* _Problem_: Report only the number of lines in the following entries where the word "Control" occurs.

Component data from apps and pages
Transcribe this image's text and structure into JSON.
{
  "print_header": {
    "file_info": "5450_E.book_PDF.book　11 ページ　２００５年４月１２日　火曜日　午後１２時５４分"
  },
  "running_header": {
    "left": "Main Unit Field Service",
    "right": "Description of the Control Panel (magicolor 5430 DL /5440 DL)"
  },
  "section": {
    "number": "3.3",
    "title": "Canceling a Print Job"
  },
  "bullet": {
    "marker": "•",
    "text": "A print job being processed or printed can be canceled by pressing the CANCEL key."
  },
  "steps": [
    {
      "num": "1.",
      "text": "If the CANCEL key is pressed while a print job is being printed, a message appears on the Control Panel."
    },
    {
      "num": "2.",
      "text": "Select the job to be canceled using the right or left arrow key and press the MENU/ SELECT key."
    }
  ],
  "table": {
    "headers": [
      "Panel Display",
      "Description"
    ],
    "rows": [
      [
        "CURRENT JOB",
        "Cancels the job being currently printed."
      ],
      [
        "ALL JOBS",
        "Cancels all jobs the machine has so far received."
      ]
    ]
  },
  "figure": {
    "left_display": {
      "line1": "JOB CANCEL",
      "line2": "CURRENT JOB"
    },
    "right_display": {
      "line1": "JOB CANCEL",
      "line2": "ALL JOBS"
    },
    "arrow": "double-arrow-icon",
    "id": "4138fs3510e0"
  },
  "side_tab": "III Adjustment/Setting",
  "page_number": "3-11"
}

* _Answer_: 2